EXTRACTED RECORDS:
+ + + + +
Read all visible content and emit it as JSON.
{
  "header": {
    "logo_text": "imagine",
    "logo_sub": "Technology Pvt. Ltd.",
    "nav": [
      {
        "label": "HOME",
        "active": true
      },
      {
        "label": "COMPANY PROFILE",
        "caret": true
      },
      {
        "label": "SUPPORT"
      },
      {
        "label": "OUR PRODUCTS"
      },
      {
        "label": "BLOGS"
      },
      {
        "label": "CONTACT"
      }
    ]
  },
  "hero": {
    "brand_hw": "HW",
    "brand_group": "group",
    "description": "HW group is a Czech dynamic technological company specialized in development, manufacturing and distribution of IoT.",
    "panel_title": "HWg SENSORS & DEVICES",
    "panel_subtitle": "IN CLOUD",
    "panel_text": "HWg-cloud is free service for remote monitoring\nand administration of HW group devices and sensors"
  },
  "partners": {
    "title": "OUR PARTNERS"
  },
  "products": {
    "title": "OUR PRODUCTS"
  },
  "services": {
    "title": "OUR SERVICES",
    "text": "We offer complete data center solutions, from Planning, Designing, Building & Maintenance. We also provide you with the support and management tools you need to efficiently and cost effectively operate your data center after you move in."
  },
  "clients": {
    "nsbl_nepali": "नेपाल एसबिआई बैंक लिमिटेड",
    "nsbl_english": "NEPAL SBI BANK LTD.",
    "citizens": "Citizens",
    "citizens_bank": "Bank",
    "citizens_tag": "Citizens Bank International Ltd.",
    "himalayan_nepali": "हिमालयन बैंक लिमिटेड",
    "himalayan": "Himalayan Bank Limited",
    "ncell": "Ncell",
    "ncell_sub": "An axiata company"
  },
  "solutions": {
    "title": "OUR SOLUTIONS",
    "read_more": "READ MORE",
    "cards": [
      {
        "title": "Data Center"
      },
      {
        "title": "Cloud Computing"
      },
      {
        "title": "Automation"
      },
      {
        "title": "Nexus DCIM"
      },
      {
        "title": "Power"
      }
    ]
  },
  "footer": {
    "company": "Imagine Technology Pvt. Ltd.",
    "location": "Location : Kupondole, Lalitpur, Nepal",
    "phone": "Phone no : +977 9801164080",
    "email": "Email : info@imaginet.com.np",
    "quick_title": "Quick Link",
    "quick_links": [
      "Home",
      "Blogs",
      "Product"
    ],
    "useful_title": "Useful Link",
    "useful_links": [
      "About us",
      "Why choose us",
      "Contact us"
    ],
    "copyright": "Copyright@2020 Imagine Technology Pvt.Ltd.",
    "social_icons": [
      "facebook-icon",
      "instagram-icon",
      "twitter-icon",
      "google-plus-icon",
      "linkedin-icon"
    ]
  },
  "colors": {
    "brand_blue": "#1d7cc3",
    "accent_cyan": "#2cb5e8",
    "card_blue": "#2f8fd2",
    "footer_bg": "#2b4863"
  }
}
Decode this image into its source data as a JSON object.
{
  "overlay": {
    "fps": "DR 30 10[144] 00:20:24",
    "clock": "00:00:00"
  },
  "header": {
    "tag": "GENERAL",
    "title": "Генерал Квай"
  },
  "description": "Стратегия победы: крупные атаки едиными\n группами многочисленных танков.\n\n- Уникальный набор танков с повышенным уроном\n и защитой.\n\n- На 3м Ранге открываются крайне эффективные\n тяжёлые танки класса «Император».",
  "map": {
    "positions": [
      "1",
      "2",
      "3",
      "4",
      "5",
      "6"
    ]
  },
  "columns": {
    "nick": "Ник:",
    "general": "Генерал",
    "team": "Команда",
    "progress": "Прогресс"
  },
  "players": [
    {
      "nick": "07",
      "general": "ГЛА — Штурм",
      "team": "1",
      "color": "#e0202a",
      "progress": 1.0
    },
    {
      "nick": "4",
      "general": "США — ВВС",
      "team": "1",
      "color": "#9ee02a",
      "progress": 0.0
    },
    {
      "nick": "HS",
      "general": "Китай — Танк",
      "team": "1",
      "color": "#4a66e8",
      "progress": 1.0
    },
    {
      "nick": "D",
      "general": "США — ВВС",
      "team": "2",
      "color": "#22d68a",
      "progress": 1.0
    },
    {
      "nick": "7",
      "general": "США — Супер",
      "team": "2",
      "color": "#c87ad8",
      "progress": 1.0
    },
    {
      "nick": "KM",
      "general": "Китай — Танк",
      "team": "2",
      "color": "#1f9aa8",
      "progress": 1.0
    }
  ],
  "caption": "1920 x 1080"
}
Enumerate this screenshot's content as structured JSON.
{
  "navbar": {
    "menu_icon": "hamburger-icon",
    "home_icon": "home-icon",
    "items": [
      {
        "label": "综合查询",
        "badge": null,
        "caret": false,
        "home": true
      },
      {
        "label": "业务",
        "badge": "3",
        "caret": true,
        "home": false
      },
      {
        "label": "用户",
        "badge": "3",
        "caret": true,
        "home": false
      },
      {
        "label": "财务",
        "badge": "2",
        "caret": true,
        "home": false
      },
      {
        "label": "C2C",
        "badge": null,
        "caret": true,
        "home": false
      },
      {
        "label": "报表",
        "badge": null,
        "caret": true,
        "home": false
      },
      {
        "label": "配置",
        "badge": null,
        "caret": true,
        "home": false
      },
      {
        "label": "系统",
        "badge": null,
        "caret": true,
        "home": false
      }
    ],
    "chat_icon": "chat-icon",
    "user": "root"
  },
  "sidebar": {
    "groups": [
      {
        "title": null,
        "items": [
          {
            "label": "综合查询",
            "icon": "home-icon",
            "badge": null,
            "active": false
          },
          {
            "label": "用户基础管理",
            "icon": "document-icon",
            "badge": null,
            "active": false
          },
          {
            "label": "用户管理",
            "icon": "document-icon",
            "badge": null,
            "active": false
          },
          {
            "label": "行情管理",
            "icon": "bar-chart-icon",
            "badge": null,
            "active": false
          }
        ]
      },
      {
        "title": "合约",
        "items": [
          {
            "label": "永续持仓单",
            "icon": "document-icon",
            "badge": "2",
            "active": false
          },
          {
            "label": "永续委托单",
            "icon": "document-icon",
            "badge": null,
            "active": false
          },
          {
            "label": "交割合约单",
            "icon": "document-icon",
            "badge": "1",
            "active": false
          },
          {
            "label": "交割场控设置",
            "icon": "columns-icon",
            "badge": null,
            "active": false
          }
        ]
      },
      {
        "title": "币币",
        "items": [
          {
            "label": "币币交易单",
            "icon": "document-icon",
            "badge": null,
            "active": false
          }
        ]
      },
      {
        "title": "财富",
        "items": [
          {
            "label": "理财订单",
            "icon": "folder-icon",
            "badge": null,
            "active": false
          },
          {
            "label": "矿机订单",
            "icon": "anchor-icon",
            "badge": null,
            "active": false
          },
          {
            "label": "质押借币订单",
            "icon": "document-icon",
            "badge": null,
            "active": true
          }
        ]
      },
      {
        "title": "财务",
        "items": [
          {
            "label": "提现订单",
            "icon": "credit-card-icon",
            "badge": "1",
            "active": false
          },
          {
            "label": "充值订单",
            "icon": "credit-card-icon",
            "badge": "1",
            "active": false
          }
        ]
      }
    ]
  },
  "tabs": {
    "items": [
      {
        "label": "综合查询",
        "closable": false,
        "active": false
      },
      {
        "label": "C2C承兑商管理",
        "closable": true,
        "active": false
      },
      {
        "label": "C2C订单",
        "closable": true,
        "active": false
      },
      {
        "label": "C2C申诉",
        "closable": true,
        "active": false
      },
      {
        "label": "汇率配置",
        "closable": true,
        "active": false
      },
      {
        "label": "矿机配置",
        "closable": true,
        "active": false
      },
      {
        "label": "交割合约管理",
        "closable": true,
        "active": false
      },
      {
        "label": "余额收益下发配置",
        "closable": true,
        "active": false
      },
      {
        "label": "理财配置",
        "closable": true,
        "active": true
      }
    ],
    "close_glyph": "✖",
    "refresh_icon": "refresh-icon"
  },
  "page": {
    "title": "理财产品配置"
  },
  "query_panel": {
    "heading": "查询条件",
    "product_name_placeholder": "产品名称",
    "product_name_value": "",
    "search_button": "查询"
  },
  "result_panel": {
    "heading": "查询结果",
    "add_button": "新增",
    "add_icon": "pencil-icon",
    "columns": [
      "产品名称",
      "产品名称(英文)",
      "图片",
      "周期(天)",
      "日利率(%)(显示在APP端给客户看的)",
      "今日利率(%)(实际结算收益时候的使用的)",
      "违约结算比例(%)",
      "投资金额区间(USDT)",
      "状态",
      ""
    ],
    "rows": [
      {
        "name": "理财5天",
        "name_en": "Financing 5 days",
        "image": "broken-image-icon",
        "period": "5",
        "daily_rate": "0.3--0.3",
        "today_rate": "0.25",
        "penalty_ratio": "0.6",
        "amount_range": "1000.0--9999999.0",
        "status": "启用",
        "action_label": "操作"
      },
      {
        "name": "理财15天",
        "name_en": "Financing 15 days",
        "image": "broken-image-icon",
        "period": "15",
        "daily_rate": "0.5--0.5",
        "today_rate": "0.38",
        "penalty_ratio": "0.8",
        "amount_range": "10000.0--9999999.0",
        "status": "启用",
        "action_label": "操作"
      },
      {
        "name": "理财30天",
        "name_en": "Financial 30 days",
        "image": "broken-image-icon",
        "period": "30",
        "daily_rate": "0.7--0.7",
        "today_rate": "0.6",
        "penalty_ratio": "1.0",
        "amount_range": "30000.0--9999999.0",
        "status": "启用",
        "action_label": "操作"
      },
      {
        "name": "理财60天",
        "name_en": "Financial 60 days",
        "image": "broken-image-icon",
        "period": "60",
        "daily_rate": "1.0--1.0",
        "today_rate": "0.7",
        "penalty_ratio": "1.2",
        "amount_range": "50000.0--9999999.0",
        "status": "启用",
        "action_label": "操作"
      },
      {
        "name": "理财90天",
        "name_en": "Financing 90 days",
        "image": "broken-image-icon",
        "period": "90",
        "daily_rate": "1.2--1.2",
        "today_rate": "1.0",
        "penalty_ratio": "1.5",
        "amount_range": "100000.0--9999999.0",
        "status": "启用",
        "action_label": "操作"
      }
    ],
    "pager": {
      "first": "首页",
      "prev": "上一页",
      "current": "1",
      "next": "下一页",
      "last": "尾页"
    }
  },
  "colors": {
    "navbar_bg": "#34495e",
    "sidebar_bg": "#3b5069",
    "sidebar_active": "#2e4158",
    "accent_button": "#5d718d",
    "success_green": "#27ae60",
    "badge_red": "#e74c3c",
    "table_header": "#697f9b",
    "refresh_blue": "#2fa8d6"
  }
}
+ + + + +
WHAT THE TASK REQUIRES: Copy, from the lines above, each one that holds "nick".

SOLUTION BELOW:
    "nick": "Ник:",
      "nick": "07",
      "nick": "4",
      "nick": "HS",
      "nick": "D",
      "nick": "7",
      "nick": "KM",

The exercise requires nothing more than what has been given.